The little girl walks and sings. Her affect and gestures are familiar, easily recognizable to anyone who has spent time around children. But the words, translated from French, are not some memorized advertising jingle or relentlessly pounding pop song chorus. They are devout, abstract, and deeply serious. Then she does a somersault, landing in a full cheerleader’s split with arms raised triumphantly to the sky. Vive la France! Yay God!
That moment is not quite an all-in bet, but it is emblematic enough of the film’s strengths and weakness that most viewers will know instinctively if they are susceptible to its very strange spell.
In my book, that strangeness is an overall positive. Fewer subjects need to be defamiliarized at the movies as much as Christianity, and the ecstatic, charismatic elements of that tradition are ones that are particularly susceptible to our modern tendency of divorcing current practices from the history that informs and precedes them.
“For once, at least, grant one of my prayers,” Joan sings to God. It’s the sort of frustrated impatience implied by human nature and often lost in the broad biographical gaps of our historical records. Years can pass between when Moses kills an Egyptian and when he comes upon a burning bush, between when a young Jesus wanders away from a caravan and when he enters the wilderness to be tempted at the start of his formal ministry. Even when speaking of our most revered and chronicled figures, more of their lives have been forgotten than remembered.
Plus, what we think of as being biographically relevant changes. Increasingly we want to know not just what people did of significance but how they did it — and how their biographical context informed and influenced the people they became. Jeannette presents Joan as a child of war. Famers care for the land that soldiers and rulers raze, and the longing for a mighty general is expressed less as a nationalistic aspiration than a human groaning to be free from an endless cycle of bondage and toil. “Your souls suffer as an accomplice to eternal evil,” one of the lyrics announces, underscoring the fatalism and resignation of those who have never really experienced a world that wasn’t at war. As a university professor who is only a year or two away from teaching students not yet born when 9/11 happened, I was moved and troubled by the portraits of childlike light and innocence struggling to express itself in a dark, dark world.

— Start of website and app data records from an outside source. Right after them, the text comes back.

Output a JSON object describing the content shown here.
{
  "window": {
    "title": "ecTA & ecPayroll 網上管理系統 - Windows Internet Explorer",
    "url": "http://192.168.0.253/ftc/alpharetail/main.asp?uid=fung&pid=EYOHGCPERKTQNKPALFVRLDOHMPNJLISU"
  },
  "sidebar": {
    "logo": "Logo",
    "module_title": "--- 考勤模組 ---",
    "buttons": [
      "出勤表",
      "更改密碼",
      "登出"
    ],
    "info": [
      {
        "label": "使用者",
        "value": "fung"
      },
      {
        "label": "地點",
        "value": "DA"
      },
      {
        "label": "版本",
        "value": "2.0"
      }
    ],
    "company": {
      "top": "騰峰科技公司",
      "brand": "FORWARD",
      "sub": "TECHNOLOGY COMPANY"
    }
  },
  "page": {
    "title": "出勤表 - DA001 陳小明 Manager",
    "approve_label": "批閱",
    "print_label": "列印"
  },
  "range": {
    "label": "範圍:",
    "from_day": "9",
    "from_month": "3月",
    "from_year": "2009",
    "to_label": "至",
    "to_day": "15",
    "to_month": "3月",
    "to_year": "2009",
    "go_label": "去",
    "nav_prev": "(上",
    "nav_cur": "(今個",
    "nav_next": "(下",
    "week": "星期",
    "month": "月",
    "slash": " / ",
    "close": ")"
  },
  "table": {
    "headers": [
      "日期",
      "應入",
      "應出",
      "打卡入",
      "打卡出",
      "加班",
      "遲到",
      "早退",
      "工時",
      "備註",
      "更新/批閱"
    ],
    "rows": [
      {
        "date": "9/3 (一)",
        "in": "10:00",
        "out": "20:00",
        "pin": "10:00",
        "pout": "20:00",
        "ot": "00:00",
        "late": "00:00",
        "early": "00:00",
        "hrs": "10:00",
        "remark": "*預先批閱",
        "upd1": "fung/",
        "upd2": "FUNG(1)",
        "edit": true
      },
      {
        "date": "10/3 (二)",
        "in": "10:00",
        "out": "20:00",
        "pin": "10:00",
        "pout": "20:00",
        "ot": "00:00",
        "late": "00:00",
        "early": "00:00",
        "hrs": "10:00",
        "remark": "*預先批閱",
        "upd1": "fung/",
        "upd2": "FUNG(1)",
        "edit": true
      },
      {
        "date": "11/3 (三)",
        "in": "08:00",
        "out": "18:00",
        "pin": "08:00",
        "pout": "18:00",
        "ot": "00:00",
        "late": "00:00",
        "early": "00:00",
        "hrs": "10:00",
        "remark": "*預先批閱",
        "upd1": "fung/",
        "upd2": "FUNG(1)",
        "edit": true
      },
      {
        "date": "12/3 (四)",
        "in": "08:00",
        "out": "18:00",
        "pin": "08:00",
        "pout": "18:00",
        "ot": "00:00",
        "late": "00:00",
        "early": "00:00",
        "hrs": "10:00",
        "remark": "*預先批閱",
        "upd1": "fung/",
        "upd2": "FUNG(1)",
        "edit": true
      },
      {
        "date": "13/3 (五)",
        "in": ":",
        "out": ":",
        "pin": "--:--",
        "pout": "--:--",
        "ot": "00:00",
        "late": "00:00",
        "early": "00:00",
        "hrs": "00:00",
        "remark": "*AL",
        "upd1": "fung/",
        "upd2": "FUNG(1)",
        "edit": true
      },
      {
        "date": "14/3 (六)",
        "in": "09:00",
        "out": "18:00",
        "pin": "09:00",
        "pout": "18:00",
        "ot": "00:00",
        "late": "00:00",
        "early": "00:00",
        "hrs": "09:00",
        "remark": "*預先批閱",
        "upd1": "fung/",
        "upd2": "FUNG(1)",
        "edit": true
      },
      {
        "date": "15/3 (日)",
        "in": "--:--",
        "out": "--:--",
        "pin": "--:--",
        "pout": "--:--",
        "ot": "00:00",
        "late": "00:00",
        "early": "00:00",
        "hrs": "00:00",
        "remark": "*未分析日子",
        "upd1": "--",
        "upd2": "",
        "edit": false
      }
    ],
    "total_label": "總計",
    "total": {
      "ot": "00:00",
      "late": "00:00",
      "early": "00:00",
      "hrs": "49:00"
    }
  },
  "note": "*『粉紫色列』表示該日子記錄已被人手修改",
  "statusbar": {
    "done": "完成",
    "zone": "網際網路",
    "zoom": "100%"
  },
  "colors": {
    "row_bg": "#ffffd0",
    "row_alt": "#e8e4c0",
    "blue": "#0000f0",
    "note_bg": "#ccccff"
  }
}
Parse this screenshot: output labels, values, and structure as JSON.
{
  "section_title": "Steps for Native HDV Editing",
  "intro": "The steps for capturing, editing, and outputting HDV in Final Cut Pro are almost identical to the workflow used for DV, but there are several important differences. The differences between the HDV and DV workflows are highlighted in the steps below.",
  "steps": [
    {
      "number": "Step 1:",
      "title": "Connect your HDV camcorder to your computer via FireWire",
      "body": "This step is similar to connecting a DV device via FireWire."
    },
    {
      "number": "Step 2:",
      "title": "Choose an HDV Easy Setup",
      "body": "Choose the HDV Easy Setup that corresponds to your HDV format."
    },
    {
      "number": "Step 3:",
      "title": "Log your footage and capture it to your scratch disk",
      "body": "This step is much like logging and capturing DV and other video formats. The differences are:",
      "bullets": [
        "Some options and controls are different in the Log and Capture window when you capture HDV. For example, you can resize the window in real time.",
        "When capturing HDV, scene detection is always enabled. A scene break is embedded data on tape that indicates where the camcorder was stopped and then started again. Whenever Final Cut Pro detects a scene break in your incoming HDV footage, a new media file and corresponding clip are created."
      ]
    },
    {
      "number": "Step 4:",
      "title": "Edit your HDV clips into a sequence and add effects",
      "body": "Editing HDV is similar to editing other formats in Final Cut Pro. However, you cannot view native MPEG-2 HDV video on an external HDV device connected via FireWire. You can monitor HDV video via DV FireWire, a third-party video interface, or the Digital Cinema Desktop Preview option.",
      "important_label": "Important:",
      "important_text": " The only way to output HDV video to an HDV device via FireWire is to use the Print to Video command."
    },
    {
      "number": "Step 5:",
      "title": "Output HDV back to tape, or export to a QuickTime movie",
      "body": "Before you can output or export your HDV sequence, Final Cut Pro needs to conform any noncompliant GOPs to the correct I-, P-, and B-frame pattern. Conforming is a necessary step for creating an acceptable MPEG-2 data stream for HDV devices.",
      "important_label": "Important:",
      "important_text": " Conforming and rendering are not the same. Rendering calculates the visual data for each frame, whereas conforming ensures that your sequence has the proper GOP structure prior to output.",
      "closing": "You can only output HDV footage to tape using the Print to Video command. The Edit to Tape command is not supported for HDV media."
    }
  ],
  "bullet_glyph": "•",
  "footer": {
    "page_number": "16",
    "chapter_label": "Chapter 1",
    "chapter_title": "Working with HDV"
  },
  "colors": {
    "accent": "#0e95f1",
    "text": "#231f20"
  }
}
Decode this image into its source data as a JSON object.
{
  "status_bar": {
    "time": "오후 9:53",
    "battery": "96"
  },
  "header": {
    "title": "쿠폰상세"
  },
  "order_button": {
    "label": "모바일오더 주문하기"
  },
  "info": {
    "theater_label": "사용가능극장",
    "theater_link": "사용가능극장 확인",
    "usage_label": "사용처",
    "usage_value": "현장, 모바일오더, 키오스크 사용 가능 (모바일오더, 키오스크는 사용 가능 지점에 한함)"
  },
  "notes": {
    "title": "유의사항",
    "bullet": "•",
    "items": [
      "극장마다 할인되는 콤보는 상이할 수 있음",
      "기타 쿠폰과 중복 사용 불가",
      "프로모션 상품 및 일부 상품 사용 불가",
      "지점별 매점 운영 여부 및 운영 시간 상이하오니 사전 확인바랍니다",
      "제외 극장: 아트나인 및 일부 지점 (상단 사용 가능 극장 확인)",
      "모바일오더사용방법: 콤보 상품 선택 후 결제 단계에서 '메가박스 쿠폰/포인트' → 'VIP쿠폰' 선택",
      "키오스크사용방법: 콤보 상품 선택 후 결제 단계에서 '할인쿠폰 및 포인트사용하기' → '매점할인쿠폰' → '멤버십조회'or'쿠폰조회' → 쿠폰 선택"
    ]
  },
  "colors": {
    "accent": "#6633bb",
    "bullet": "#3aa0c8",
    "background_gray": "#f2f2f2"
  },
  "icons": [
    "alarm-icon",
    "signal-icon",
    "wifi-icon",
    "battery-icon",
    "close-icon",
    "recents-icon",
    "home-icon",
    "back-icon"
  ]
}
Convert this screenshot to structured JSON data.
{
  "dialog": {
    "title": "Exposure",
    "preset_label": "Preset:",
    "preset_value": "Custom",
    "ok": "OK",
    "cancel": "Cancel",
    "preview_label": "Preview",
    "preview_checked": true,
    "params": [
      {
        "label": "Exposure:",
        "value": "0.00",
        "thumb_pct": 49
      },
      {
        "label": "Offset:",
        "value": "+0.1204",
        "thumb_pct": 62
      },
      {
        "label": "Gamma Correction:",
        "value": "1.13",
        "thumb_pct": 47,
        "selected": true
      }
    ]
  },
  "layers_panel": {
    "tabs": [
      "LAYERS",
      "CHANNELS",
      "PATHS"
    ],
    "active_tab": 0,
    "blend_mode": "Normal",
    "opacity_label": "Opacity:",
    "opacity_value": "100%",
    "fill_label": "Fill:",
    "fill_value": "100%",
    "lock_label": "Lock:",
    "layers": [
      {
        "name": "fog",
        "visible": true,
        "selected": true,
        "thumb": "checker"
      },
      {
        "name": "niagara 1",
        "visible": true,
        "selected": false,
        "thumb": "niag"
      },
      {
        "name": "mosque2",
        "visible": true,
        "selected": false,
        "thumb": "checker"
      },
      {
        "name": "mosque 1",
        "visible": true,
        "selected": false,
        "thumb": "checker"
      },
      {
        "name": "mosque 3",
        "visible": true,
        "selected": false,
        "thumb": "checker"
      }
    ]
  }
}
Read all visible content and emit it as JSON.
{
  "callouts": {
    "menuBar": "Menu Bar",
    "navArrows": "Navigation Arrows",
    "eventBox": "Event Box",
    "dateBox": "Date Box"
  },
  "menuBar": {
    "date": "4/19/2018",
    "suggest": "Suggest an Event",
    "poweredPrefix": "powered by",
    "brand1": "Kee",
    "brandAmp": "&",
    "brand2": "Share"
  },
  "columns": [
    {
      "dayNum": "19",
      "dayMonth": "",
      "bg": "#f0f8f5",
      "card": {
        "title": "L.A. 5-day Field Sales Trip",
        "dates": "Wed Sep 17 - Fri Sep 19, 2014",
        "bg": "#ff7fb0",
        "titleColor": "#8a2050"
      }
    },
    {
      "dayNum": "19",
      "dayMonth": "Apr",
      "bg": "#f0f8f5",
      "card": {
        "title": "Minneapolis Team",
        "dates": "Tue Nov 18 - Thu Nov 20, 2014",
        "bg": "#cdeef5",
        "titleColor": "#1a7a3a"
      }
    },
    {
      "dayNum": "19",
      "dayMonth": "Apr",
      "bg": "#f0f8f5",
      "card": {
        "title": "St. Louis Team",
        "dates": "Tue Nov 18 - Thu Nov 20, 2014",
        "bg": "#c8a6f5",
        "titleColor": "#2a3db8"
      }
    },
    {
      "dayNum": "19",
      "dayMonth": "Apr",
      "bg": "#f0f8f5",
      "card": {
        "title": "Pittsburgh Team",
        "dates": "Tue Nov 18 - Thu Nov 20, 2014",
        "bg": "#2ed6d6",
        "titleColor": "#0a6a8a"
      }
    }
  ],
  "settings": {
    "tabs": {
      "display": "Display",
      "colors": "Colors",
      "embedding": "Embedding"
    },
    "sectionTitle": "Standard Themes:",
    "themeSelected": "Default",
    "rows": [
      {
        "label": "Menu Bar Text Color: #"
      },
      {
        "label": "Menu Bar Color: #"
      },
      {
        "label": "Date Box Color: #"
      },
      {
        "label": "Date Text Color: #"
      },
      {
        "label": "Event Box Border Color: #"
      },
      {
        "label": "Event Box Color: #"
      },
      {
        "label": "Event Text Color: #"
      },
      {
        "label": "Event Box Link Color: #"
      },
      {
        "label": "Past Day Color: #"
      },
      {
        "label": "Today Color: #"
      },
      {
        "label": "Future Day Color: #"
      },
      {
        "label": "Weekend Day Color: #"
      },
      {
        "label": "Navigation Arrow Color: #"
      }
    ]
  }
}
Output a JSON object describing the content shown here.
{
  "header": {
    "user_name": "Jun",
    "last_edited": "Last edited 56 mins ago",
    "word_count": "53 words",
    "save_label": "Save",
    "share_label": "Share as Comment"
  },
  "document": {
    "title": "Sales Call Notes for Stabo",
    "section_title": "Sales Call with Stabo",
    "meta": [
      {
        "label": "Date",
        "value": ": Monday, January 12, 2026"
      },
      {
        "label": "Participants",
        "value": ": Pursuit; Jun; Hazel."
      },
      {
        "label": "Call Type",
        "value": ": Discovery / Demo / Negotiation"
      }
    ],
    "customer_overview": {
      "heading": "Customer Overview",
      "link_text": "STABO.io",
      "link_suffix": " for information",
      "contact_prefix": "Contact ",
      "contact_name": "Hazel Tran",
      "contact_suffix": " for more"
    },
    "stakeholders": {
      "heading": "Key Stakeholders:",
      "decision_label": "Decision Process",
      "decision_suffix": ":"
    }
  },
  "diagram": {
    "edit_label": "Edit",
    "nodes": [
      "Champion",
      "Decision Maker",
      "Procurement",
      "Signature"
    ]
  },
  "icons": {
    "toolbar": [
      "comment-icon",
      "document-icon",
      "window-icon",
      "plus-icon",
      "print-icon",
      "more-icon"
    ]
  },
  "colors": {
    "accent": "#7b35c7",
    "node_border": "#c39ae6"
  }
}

So far, so good. My biggest reservation, though, is an issue that plagues many musicals. Because so much time is devoted to the songs, it is hard for the narrative to progress or the characters develop. This is particularly true when the lyrics are of a piece; after a while, one devout platitude runs into another. Dumont and cinematographer Guillaume Deffontaines do a fine job of varying the blocking (a scene with one nun standing in front of another is particularly mysterious and oddly disorienting), but the setting is sparse. The ascetic visuals are appropriate to the themes, but for viewers calibrated to a bit more pace, the film can lag at times.
Nevertheless, Jeannette is worth checking out if for no other reason than that it is different. In an age where seemingly every other film is about a comic book hero or CGI monster, different is good.
Jeannette: The Childhood of Joan of Arc will be available October 2, 2018, on Blu-ray and DVD from KimStim.